Despite explaining his circumstances and the purpose of the appointment over the phone, when he went to his appointment, the financial aid office redirected Benavides to Student Finance, an entity independent of the financial aid office that tracks and calculates student accounts.

Benavides went to Student Finance on three separate occasions to figure out what he owed so that he could fix his 9PAY installments and get back on track. However, when he ran through the numbers with an administrator, he received two different estimates, adding to his stress and anxiety.

Throughout the process, he alternated between the two offices multiple times based on the questions he had. With all the discrepancies, confusion and stress, Benavides broke down outside the Rebecca Crown Center, crying for help.

“I ended up being in a bureaucratic web of sorts that confused me, especially as someone who didn’t have the experience talking to people about financial aid,” Benavides says.
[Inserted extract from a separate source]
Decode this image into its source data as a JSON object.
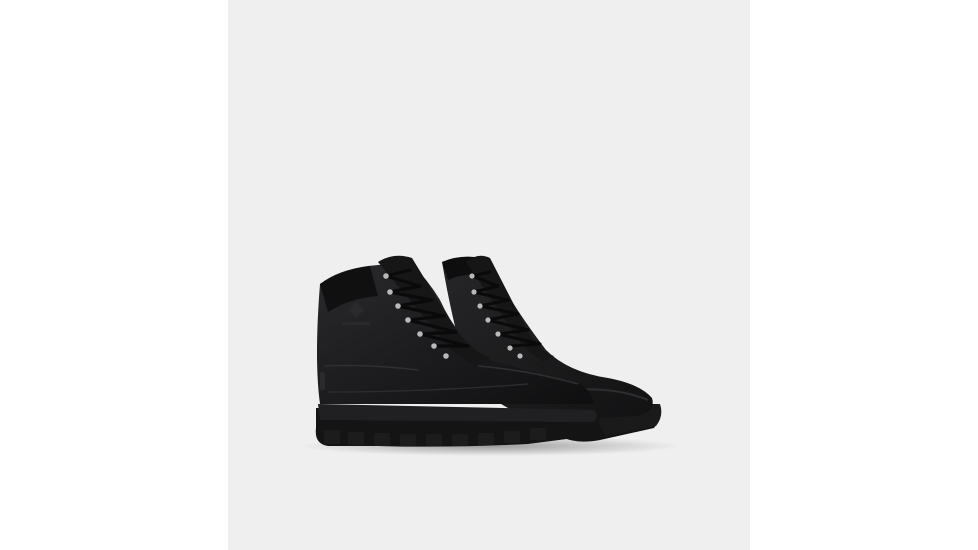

In addition to the account issues, he discovered that his family’s health insurance didn’t properly cover him in Evanston, so he needed to enroll in the NU-SHIP (even though it was past the enrollment deadline) and apply for a grant called the Student Emergency and Essential Needs Fund (SEEN) to cover those costs. Though he received insurance coverage within a month, the process took a toll on Benavides.

“That first quarter is a critical quarter for all Northwestern students, and no Northwestern student should come to campus and then get their head wrapped in all this terminology and aid that they don’t understand,” Benavides says. “They already have classes and social lives and are adjusting to a new environment.”

Benavides says that all of these issues would have been easier to deal with if they were handled under one office. For FGLI students specifically, Benavides says that they have to deal with a cultural barrier that the rest of the student body doesn’t have to worry about, making it difficult to navigate all of these different offices.

In Benavides’s experience, FGLI students don’t have the same knowledge and capital to demand the administration’s attention, so he says that the ombuds office was a good first step to help FGLI students hold people in power accountable. But he says they still have to prove themselves.

“There’s been a lot of talk about FGLI, but there needs to be more action to back that up,” Benavides says.